▸ Exercise goal
Count how many lines in the data hold "PokerStrategy". Only the number.
::: Information provided
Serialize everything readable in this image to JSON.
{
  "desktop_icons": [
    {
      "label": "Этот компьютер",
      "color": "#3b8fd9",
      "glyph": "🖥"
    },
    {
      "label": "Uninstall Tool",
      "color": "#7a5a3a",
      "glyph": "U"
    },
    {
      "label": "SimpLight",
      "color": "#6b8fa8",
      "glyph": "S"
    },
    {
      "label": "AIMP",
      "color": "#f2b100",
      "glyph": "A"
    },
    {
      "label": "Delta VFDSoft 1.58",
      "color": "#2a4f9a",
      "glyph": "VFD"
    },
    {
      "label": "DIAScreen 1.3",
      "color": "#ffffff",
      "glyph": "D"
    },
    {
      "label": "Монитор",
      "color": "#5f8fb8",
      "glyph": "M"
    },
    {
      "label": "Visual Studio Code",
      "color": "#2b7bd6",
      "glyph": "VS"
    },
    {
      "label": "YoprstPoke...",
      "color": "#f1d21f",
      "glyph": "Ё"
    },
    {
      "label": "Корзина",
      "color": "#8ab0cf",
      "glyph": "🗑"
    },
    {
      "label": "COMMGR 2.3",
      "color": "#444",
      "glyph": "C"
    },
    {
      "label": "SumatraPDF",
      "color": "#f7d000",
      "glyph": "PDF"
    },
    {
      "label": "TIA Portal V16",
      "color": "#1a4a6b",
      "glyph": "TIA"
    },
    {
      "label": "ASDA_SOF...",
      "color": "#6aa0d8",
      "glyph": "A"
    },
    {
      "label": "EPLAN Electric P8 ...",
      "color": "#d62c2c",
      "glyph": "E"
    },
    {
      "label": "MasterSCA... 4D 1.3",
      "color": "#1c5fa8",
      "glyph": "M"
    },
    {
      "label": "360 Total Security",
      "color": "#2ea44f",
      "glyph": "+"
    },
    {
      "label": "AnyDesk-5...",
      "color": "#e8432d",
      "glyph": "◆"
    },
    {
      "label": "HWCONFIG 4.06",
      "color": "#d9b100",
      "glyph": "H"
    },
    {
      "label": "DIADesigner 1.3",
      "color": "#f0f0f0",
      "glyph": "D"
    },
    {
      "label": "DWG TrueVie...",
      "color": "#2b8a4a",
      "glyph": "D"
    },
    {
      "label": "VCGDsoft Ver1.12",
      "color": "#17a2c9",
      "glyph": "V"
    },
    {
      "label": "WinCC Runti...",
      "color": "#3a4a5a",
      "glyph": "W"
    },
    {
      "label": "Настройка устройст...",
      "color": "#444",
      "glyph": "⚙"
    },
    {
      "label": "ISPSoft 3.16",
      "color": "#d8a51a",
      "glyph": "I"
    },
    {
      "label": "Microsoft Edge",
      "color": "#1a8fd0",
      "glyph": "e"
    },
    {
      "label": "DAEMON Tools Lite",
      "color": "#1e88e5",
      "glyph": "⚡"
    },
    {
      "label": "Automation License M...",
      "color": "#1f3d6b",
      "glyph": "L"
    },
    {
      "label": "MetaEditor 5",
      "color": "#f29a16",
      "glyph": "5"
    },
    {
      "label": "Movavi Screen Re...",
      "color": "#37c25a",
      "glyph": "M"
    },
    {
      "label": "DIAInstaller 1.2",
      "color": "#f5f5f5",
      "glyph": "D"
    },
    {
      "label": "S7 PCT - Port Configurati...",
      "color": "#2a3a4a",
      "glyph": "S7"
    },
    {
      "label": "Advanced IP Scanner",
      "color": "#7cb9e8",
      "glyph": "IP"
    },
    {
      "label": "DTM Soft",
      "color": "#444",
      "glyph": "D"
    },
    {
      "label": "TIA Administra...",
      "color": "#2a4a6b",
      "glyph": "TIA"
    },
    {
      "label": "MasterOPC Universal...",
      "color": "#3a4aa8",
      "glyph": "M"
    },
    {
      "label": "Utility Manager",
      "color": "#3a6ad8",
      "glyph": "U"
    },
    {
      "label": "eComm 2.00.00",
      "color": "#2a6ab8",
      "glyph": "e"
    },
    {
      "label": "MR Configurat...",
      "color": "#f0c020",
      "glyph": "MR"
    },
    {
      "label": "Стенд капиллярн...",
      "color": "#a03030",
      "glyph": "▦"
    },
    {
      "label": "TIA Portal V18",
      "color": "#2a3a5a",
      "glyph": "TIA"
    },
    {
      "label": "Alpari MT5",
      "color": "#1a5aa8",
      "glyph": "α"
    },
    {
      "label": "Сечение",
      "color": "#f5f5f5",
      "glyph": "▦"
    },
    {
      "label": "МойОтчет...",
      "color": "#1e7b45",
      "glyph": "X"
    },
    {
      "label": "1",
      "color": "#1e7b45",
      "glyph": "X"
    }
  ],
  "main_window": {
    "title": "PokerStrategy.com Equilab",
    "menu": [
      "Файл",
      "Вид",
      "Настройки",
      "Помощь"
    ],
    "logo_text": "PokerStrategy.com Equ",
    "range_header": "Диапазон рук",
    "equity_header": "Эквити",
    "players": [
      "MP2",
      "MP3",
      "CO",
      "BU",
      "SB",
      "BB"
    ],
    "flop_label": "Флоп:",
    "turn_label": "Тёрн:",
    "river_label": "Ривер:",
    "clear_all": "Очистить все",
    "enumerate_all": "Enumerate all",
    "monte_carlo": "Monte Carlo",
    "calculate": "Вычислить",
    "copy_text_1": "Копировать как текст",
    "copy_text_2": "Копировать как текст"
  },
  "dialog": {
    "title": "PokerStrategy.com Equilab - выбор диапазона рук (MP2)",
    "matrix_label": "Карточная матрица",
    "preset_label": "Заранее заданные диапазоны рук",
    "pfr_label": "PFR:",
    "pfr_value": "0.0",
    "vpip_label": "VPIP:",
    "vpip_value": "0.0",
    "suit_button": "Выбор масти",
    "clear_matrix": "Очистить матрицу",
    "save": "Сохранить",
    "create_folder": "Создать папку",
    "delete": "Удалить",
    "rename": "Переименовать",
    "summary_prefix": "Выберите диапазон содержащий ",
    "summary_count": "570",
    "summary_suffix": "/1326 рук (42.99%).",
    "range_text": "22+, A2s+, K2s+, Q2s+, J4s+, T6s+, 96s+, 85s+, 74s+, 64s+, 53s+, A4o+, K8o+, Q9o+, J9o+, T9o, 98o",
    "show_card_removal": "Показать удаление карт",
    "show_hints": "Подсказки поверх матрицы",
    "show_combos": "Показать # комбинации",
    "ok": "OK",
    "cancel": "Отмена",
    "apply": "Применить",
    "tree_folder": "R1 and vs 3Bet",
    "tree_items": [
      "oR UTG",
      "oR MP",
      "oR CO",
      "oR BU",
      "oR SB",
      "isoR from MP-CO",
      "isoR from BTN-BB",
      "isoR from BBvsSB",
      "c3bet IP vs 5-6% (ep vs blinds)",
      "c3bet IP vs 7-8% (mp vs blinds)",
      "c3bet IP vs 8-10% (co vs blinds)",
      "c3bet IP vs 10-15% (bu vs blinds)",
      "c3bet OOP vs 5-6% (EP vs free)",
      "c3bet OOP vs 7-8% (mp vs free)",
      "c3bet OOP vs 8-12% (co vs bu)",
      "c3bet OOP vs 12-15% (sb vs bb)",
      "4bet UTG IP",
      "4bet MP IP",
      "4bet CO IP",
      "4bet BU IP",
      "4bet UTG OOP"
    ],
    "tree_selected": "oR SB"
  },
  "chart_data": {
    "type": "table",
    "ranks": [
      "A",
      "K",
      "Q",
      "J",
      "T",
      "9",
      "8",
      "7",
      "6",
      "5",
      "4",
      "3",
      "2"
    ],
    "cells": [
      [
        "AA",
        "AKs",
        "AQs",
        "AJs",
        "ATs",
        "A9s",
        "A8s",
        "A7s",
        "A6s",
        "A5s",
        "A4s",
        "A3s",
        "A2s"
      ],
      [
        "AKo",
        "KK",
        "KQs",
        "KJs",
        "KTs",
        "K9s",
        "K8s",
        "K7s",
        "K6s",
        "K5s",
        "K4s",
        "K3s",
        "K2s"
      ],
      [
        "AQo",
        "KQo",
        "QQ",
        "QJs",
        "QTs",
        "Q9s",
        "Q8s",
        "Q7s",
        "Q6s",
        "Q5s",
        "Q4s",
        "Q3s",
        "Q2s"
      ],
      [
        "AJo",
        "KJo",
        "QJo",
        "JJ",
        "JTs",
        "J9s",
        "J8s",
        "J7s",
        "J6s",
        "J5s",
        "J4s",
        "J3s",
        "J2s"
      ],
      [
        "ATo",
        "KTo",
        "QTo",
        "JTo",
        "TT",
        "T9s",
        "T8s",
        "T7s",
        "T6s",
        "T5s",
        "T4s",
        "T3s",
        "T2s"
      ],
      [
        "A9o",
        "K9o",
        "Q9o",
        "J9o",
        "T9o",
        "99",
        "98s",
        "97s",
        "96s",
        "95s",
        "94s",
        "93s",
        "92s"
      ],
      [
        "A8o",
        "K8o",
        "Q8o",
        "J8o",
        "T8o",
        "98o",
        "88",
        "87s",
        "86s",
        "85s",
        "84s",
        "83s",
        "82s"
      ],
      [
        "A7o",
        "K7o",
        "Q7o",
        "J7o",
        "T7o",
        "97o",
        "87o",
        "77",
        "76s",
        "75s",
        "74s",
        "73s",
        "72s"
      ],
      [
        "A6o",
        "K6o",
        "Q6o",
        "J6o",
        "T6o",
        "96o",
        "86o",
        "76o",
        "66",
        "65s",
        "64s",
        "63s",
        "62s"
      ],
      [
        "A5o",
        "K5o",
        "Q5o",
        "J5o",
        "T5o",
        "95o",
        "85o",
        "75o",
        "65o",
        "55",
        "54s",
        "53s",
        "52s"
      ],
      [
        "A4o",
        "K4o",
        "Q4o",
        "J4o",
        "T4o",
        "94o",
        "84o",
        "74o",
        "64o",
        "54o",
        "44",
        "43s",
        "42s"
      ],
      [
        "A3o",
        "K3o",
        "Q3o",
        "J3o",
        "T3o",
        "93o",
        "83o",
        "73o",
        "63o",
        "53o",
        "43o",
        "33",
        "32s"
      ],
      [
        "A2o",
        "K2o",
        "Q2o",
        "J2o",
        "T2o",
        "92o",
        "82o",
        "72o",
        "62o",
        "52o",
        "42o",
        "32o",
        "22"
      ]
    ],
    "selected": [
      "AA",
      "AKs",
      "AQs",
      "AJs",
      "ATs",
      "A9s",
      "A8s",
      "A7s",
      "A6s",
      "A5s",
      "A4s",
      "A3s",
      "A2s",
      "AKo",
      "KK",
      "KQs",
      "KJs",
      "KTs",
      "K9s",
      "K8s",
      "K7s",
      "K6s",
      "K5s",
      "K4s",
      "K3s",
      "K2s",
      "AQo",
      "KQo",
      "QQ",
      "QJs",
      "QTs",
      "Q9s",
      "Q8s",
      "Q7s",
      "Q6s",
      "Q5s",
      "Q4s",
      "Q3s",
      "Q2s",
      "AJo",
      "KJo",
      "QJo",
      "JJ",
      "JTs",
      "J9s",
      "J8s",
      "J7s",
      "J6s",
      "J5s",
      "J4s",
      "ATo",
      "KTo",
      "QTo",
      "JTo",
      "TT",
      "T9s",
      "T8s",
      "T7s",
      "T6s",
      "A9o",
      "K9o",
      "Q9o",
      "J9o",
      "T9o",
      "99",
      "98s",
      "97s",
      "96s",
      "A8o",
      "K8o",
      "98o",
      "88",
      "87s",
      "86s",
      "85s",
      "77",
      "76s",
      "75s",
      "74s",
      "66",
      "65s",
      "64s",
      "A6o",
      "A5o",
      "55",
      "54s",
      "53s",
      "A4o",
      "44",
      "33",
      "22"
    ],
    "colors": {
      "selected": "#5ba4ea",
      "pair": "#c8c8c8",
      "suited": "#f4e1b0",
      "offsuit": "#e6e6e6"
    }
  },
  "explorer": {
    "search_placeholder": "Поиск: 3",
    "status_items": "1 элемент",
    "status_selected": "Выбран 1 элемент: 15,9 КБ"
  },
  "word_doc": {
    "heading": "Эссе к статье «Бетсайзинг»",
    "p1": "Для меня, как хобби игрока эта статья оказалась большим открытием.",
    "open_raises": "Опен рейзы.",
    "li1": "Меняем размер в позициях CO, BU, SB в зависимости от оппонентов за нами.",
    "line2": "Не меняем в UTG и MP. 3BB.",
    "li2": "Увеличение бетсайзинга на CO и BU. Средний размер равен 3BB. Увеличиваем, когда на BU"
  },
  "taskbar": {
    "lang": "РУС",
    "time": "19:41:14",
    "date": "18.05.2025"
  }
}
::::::
▸ Result
3